Background: In response to findings from the Breast Cancer Prevention Trial that tamoxifen treatment produced a 49% reduction in the risk of invasive breast cancer in a population of women at elevated risk, the National Cancer Institute sponsored a workshop on July 7 and 8, 1998, to develop information to assist in counseling and in weighing the risks and benefits of tamoxifen. Our study was undertaken to develop tools to identify women for whom the benefits outweigh the risks.
Methods: Information was reviewed on the incidence of invasive breast cancer and of in situ lesions, as well as on several other health outcomes, in the absence of tamoxifen treatment. Data on the effects of tamoxifen on these outcomes were also reviewed, and methods were developed to compare the risks and benefits of tamoxifen.
Results: The risks and benefits of tamoxifen depend on age and race, as well as on a woman's specific risk factors for breast cancer. In particular, the absolute risks from tamoxifen of endometrial cancer, stroke, pulmonary embolism, and deep vein thrombosis increase with age, and these absolute risks differ between white and black women, as does the protective effect of tamoxifen on fractures. Tables and aids are developed to describe the risks and benefits of tamoxifen and to identify classes of women for whom the benefits outweigh the risks.

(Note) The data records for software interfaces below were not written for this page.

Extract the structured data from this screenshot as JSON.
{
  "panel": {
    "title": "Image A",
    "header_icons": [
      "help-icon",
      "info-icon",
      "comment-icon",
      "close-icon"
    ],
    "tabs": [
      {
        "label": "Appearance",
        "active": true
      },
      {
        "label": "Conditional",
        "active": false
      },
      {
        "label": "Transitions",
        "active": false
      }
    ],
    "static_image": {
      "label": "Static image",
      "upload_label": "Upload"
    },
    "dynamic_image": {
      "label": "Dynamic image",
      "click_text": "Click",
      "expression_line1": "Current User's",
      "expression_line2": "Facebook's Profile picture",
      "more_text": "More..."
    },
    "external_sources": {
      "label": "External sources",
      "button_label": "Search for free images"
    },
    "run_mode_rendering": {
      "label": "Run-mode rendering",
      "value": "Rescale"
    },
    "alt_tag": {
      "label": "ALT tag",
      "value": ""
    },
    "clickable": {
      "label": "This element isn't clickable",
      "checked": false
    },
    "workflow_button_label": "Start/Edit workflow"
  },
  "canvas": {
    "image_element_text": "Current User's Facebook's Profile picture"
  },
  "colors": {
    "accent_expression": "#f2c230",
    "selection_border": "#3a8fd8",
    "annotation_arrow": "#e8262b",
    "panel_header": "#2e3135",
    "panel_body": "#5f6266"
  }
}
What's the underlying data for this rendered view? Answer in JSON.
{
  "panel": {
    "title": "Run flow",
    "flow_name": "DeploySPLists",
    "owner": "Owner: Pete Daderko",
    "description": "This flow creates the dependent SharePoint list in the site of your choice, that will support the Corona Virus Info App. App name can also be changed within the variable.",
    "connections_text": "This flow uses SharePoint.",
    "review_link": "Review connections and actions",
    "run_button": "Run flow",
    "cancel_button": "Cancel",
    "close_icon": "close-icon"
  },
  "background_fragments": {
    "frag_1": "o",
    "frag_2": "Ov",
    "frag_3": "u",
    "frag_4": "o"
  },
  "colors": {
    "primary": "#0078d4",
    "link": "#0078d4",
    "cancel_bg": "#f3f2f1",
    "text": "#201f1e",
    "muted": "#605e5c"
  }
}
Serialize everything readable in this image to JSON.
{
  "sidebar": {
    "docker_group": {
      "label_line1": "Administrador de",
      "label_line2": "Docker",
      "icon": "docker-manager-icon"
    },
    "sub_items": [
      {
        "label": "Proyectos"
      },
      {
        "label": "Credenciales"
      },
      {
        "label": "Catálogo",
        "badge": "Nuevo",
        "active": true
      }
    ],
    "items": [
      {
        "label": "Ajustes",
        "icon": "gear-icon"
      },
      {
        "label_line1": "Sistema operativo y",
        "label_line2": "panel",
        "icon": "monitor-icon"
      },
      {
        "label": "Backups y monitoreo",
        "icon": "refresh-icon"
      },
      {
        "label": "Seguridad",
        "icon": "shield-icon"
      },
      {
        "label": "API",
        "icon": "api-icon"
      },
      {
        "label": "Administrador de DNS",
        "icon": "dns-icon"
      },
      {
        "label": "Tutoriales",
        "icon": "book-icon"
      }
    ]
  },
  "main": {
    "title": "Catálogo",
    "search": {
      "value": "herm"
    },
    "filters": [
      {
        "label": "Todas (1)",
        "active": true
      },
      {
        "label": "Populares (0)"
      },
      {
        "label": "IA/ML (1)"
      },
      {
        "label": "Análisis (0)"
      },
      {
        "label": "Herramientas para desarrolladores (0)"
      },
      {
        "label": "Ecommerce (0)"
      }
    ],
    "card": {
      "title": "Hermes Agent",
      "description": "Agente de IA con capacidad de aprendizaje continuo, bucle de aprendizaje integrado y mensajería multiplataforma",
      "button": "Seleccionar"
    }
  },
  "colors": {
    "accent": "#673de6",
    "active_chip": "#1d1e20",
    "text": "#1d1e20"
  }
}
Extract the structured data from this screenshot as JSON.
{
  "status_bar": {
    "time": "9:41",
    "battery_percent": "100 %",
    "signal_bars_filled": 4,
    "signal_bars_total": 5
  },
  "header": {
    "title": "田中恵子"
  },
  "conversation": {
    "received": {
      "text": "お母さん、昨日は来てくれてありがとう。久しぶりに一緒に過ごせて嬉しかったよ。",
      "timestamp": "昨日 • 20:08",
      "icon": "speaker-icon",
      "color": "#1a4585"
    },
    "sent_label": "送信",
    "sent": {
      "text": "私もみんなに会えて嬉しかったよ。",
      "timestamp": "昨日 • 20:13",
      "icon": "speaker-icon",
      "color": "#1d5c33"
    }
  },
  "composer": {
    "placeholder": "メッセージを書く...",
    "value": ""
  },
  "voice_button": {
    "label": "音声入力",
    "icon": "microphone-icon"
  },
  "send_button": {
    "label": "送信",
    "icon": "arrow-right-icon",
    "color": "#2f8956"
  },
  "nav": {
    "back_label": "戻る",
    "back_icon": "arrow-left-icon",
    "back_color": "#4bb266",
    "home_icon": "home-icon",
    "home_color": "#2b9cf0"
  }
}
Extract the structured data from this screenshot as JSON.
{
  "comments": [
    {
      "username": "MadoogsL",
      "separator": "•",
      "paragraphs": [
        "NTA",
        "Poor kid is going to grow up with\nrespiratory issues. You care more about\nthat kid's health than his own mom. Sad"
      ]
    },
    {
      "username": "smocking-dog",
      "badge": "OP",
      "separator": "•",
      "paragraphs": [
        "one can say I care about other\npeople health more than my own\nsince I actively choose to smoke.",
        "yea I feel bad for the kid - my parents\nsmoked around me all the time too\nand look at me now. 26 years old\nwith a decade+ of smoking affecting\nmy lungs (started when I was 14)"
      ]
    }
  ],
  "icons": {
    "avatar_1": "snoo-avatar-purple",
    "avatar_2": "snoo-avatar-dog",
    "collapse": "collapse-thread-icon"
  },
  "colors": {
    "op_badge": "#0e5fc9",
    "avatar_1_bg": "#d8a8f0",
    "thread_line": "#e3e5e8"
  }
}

Conclusions: Tamoxifen is most beneficial for younger women with an elevated risk of breast cancer. The quantitative analyses presented can assist health care providers and women in weighing the risks and benefits of tamoxifen for reducing breast cancer risk.